Trouble In Mind: Fine Irony
Modern journalism is rife with incorrect uses of the word ironic (mostly I blame Alanis Morissette). I guess it’s become a pet peeve of mine. Which is why the first thing to grab my attention on Trouble In Mind was that the only song Hayes Carll re-recorded from his previous albums was “It’s A Shame”, a song that kicks off with the line “The time has come/There is no second chance”. Leave it to Hayes to use his major label debut to hand-deliver some fine irony.
It’s been a little over three years since we last had new music from Hayes. His signing with Lost Highway Records was announced about a year and a half ago, which seems a long time to wait between signing and release. But now that the disc is done, Hayes doesn’t waste any additional time in getting straight to business, kicking off with a song he co-wrote with Ray Wylie Hubbard, “Drunken Poet’s Dream.” It’s a rollicking track destined to become Hayes’s signature tune and a great way to launch into the album.
The cover of the album echoes back to the classic covers of the late 60’s and early 70’s. It’s done well, but I’ve seen it before. What really took me back to that era was the rhythm guitar tone on the song “Bad Liver And A Broken Heart” (delivered with gusto by Dan Baird, formerly of the Georgia Satellites). The second the song kicked into gear I was instantly transported back in time and such was the authenticity that I swear for a split second I saw a Farrah Fawcett poster on my wall.
While tracks like “Drunken Poet’s Dream”, “I Got A Gig”, and “Wild As Turkey” are the pro-typical Hayes Carll tunes, it’s the softer side of Hayes that really shines on Trouble In Mind, especially on album standouts “Beaumont” and “Willing To Love Again”, the latter of which was written and recorded with Americana MVP Darrell Scott (despite that impressive pairing, “Beaumont” is still probably my favorite track on the record).
With Lost Highway Records behind this release I can see Hayes Carll’s music finding a much larger audience than he has back home in Texas, but the pec-implanted set in Nashville need not fear Hayes supplanting them for a CMA Entertainer of the Year nomination just yet. Overall, this is Hayes’s best album to date, but I can’t help but feel that his best work is still ahead of him. His songwriting continues to sharpen (along with his wit) with each record and you can hear a world of difference in his confidence as an artist between this CD and his debut disc, Flowers & Liquor. This is an artist that is just beginning to bloom and the end result should prove to be spectacular.
Anyone who has seen Hayes perform live knows that there’s more to the Hayes Carll show than the songs. I like to think of Hayes as a modern Tommy Smothers with a Texas twang. Hayes closes out Trouble in Mind with that vibe on “She Left Me For Jesus”. Despite the fact that it’s clearly tongue-in-cheek, it’s guaranteed to offend many fundamentalists, and maybe even a handful of real people too.

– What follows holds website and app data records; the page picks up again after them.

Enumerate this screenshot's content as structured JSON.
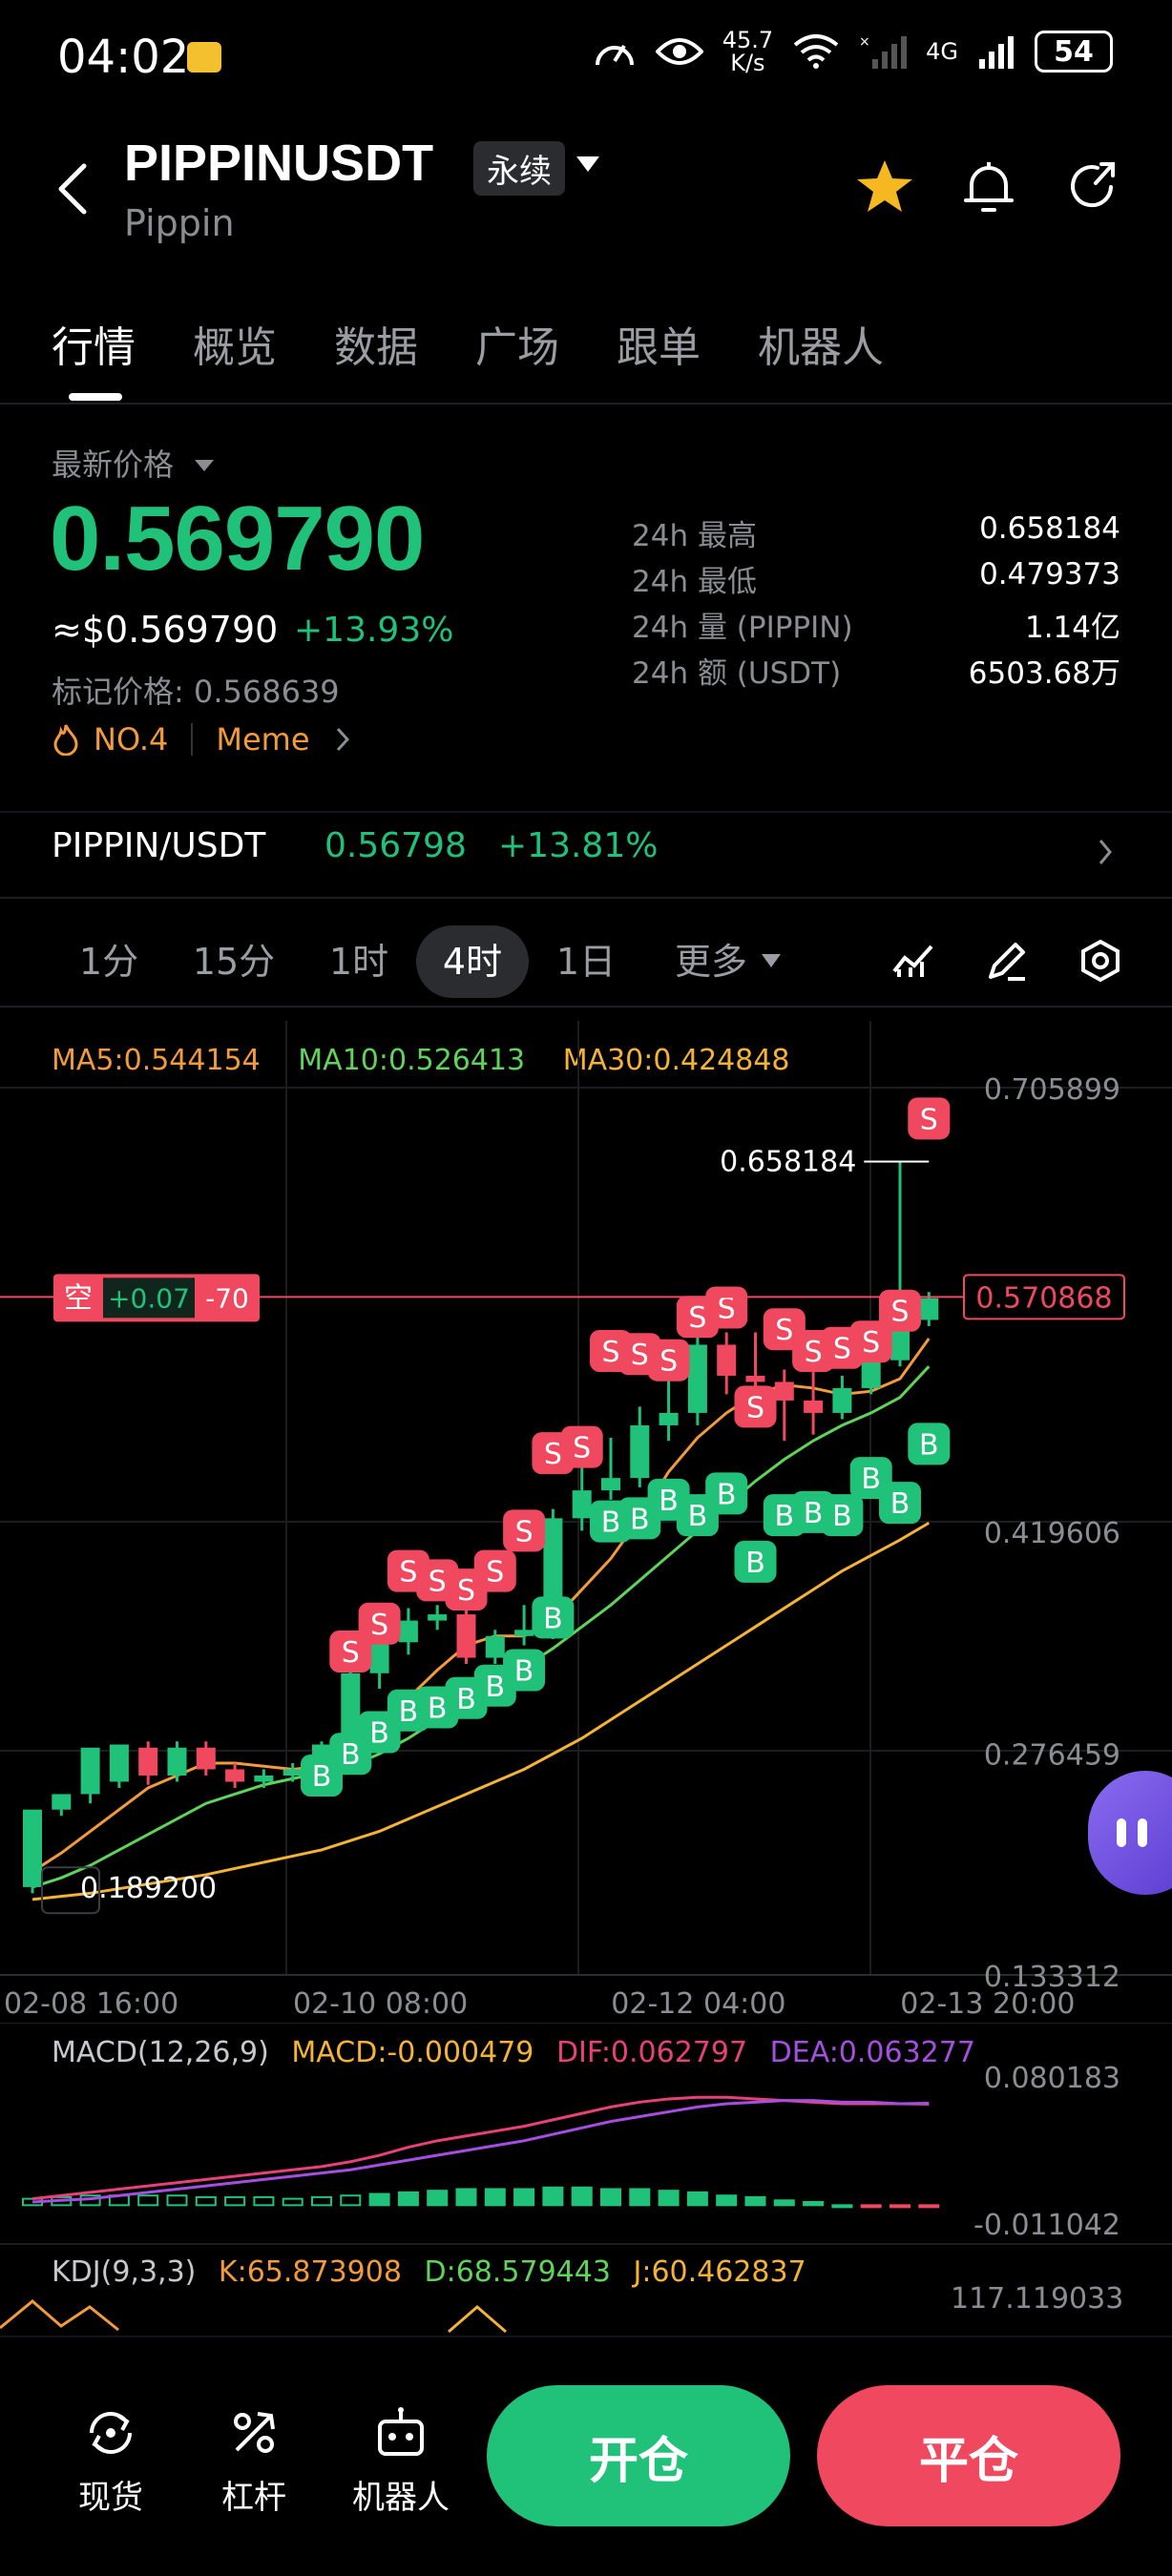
{
  "status_bar": {
    "time": "04:02",
    "net_speed_top": "45.7",
    "net_speed_bottom": "K/s",
    "network": "4G",
    "battery": "54"
  },
  "header": {
    "symbol": "PIPPINUSDT",
    "contract_type": "永续",
    "name": "Pippin"
  },
  "tabs": [
    {
      "label": "行情",
      "active": true
    },
    {
      "label": "概览"
    },
    {
      "label": "数据"
    },
    {
      "label": "广场"
    },
    {
      "label": "跟单"
    },
    {
      "label": "机器人"
    }
  ],
  "price": {
    "label": "最新价格",
    "last": "0.569790",
    "usd": "≈$0.569790",
    "change": "+13.93%",
    "mark_label": "标记价格: ",
    "mark": "0.568639",
    "rank": "NO.4",
    "category": "Meme"
  },
  "stats": [
    {
      "label": "24h  最高",
      "value": "0.658184"
    },
    {
      "label": "24h  最低",
      "value": "0.479373"
    },
    {
      "label": "24h  量 (PIPPIN)",
      "value": "1.14亿"
    },
    {
      "label": "24h  额 (USDT)",
      "value": "6503.68万"
    }
  ],
  "spot": {
    "pair": "PIPPIN/USDT",
    "price": "0.56798",
    "change": "+13.81%"
  },
  "intervals": [
    {
      "label": "1分"
    },
    {
      "label": "15分"
    },
    {
      "label": "1时"
    },
    {
      "label": "4时",
      "active": true
    },
    {
      "label": "1日"
    },
    {
      "label": "更多"
    }
  ],
  "colors": {
    "up": "#20c27a",
    "down": "#f0485e",
    "ma5": "#f39a3a",
    "ma10": "#5fd35a",
    "ma30": "#f5b335",
    "dif": "#e8407a",
    "dea": "#a64ee0"
  },
  "chart_data": {
    "type": "candlestick",
    "ma_legend": {
      "ma5": "MA5:0.544154",
      "ma10": "MA10:0.526413",
      "ma30": "MA30:0.424848"
    },
    "y_ticks": [
      "0.705899",
      "0.419606",
      "0.276459",
      "0.133312"
    ],
    "y_tick_values": [
      0.705899,
      0.419606,
      0.276459,
      0.133312
    ],
    "x_ticks": [
      "02-08 16:00",
      "02-10 08:00",
      "02-12 04:00",
      "02-13 20:00"
    ],
    "x_tick_index": [
      0,
      10,
      21,
      31
    ],
    "high_label": "0.658184",
    "high_value": 0.658184,
    "low_label": "0.189200",
    "low_value": 0.1892,
    "current_price_label": "0.570868",
    "current_price": 0.570868,
    "position": {
      "side": "空",
      "pnl": "+0.07",
      "qty": "-70"
    },
    "candles": [
      [
        0.19,
        0.24,
        0.192,
        0.186
      ],
      [
        0.24,
        0.25,
        0.25,
        0.236
      ],
      [
        0.25,
        0.28,
        0.258,
        0.244
      ],
      [
        0.258,
        0.282,
        0.28,
        0.254
      ],
      [
        0.28,
        0.262,
        0.284,
        0.256
      ],
      [
        0.262,
        0.28,
        0.284,
        0.258
      ],
      [
        0.28,
        0.266,
        0.284,
        0.262
      ],
      [
        0.266,
        0.258,
        0.27,
        0.254
      ],
      [
        0.258,
        0.262,
        0.266,
        0.254
      ],
      [
        0.262,
        0.266,
        0.27,
        0.258
      ],
      [
        0.266,
        0.282,
        0.284,
        0.262
      ],
      [
        0.282,
        0.328,
        0.332,
        0.278
      ],
      [
        0.328,
        0.348,
        0.356,
        0.318
      ],
      [
        0.348,
        0.362,
        0.37,
        0.34
      ],
      [
        0.362,
        0.366,
        0.372,
        0.356
      ],
      [
        0.366,
        0.338,
        0.37,
        0.334
      ],
      [
        0.338,
        0.352,
        0.356,
        0.334
      ],
      [
        0.352,
        0.356,
        0.372,
        0.346
      ],
      [
        0.356,
        0.428,
        0.434,
        0.35
      ],
      [
        0.428,
        0.446,
        0.476,
        0.42
      ],
      [
        0.446,
        0.454,
        0.48,
        0.44
      ],
      [
        0.454,
        0.488,
        0.5,
        0.448
      ],
      [
        0.488,
        0.496,
        0.532,
        0.478
      ],
      [
        0.496,
        0.54,
        0.546,
        0.488
      ],
      [
        0.54,
        0.52,
        0.548,
        0.508
      ],
      [
        0.52,
        0.516,
        0.548,
        0.51
      ],
      [
        0.516,
        0.504,
        0.524,
        0.478
      ],
      [
        0.504,
        0.496,
        0.526,
        0.482
      ],
      [
        0.496,
        0.512,
        0.52,
        0.492
      ],
      [
        0.512,
        0.53,
        0.54,
        0.508
      ],
      [
        0.53,
        0.556,
        0.658,
        0.526
      ],
      [
        0.556,
        0.57,
        0.574,
        0.552
      ]
    ],
    "ma5": [
      0.2,
      0.212,
      0.226,
      0.24,
      0.254,
      0.262,
      0.27,
      0.27,
      0.268,
      0.266,
      0.268,
      0.276,
      0.292,
      0.312,
      0.33,
      0.346,
      0.352,
      0.352,
      0.362,
      0.382,
      0.402,
      0.428,
      0.458,
      0.48,
      0.496,
      0.508,
      0.514,
      0.512,
      0.508,
      0.51,
      0.518,
      0.544
    ],
    "ma10": [
      0.19,
      0.196,
      0.204,
      0.214,
      0.224,
      0.234,
      0.244,
      0.25,
      0.256,
      0.26,
      0.264,
      0.268,
      0.276,
      0.286,
      0.298,
      0.31,
      0.322,
      0.332,
      0.344,
      0.358,
      0.372,
      0.388,
      0.404,
      0.42,
      0.436,
      0.452,
      0.466,
      0.478,
      0.488,
      0.496,
      0.506,
      0.526
    ],
    "ma30": [
      0.182,
      0.184,
      0.186,
      0.189,
      0.192,
      0.195,
      0.198,
      0.202,
      0.206,
      0.21,
      0.214,
      0.22,
      0.226,
      0.234,
      0.242,
      0.25,
      0.258,
      0.266,
      0.276,
      0.286,
      0.298,
      0.31,
      0.322,
      0.334,
      0.346,
      0.358,
      0.37,
      0.382,
      0.394,
      0.404,
      0.414,
      0.425
    ],
    "signals": [
      {
        "i": 10,
        "t": "B",
        "p": 0.262
      },
      {
        "i": 11,
        "t": "S",
        "p": 0.342
      },
      {
        "i": 11,
        "t": "B",
        "p": 0.276
      },
      {
        "i": 12,
        "t": "B",
        "p": 0.29
      },
      {
        "i": 12,
        "t": "S",
        "p": 0.36
      },
      {
        "i": 13,
        "t": "B",
        "p": 0.304
      },
      {
        "i": 13,
        "t": "S",
        "p": 0.394
      },
      {
        "i": 14,
        "t": "B",
        "p": 0.306
      },
      {
        "i": 14,
        "t": "S",
        "p": 0.388
      },
      {
        "i": 15,
        "t": "B",
        "p": 0.312
      },
      {
        "i": 15,
        "t": "S",
        "p": 0.382
      },
      {
        "i": 16,
        "t": "B",
        "p": 0.32
      },
      {
        "i": 16,
        "t": "S",
        "p": 0.394
      },
      {
        "i": 17,
        "t": "B",
        "p": 0.33
      },
      {
        "i": 17,
        "t": "S",
        "p": 0.42
      },
      {
        "i": 18,
        "t": "B",
        "p": 0.364
      },
      {
        "i": 18,
        "t": "S",
        "p": 0.47
      },
      {
        "i": 19,
        "t": "S",
        "p": 0.474
      },
      {
        "i": 20,
        "t": "B",
        "p": 0.426
      },
      {
        "i": 20,
        "t": "S",
        "p": 0.536
      },
      {
        "i": 21,
        "t": "S",
        "p": 0.534
      },
      {
        "i": 21,
        "t": "B",
        "p": 0.428
      },
      {
        "i": 22,
        "t": "S",
        "p": 0.53
      },
      {
        "i": 22,
        "t": "B",
        "p": 0.44
      },
      {
        "i": 23,
        "t": "S",
        "p": 0.558
      },
      {
        "i": 23,
        "t": "B",
        "p": 0.43
      },
      {
        "i": 24,
        "t": "S",
        "p": 0.564
      },
      {
        "i": 24,
        "t": "B",
        "p": 0.444
      },
      {
        "i": 25,
        "t": "S",
        "p": 0.5
      },
      {
        "i": 25,
        "t": "B",
        "p": 0.4
      },
      {
        "i": 26,
        "t": "S",
        "p": 0.55
      },
      {
        "i": 26,
        "t": "B",
        "p": 0.43
      },
      {
        "i": 27,
        "t": "S",
        "p": 0.536
      },
      {
        "i": 27,
        "t": "B",
        "p": 0.432
      },
      {
        "i": 28,
        "t": "S",
        "p": 0.538
      },
      {
        "i": 28,
        "t": "B",
        "p": 0.43
      },
      {
        "i": 29,
        "t": "S",
        "p": 0.542
      },
      {
        "i": 29,
        "t": "B",
        "p": 0.454
      },
      {
        "i": 30,
        "t": "S",
        "p": 0.562
      },
      {
        "i": 30,
        "t": "B",
        "p": 0.438
      },
      {
        "i": 31,
        "t": "S",
        "p": 0.686
      },
      {
        "i": 31,
        "t": "B",
        "p": 0.476
      }
    ]
  },
  "macd_data": {
    "legend_name": "MACD(12,26,9)",
    "macd": "MACD:-0.000479",
    "dif": "DIF:0.062797",
    "dea": "DEA:0.063277",
    "y_ticks": [
      "0.080183",
      "-0.011042"
    ],
    "y_max": 0.080183,
    "y_min": -0.011042,
    "hist": [
      0.004,
      0.005,
      0.006,
      0.006,
      0.006,
      0.006,
      0.005,
      0.005,
      0.005,
      0.004,
      0.005,
      0.006,
      0.007,
      0.008,
      0.009,
      0.01,
      0.01,
      0.01,
      0.011,
      0.011,
      0.01,
      0.01,
      0.009,
      0.008,
      0.006,
      0.005,
      0.003,
      0.002,
      0.0,
      -0.001,
      -0.001,
      -0.000479
    ],
    "dif_line": [
      0.004,
      0.006,
      0.008,
      0.01,
      0.012,
      0.014,
      0.016,
      0.018,
      0.02,
      0.022,
      0.024,
      0.027,
      0.031,
      0.036,
      0.04,
      0.043,
      0.046,
      0.049,
      0.053,
      0.057,
      0.061,
      0.064,
      0.066,
      0.067,
      0.067,
      0.066,
      0.065,
      0.064,
      0.063,
      0.063,
      0.063,
      0.0628
    ],
    "dea_line": [
      0.002,
      0.003,
      0.004,
      0.006,
      0.008,
      0.01,
      0.012,
      0.014,
      0.016,
      0.018,
      0.02,
      0.022,
      0.025,
      0.028,
      0.031,
      0.034,
      0.037,
      0.04,
      0.044,
      0.048,
      0.052,
      0.055,
      0.058,
      0.061,
      0.063,
      0.064,
      0.065,
      0.065,
      0.064,
      0.064,
      0.063,
      0.0633
    ]
  },
  "kdj": {
    "name": "KDJ(9,3,3)",
    "k": "K:65.873908",
    "d": "D:68.579443",
    "j": "J:60.462837",
    "y_top": "117.119033"
  },
  "bottom_nav": [
    {
      "label": "现货",
      "icon": "spot-icon"
    },
    {
      "label": "杠杆",
      "icon": "leverage-icon"
    },
    {
      "label": "机器人",
      "icon": "robot-icon"
    }
  ],
  "actions": {
    "open": "开仓",
    "close": "平仓"
  }
}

It’s their loss as the track is a lot of fun and the mental image of a redneck Hayes looking to pick a fight with Jesus over a girl is priceless. Honoring Hayes’s choice, we leave you with that.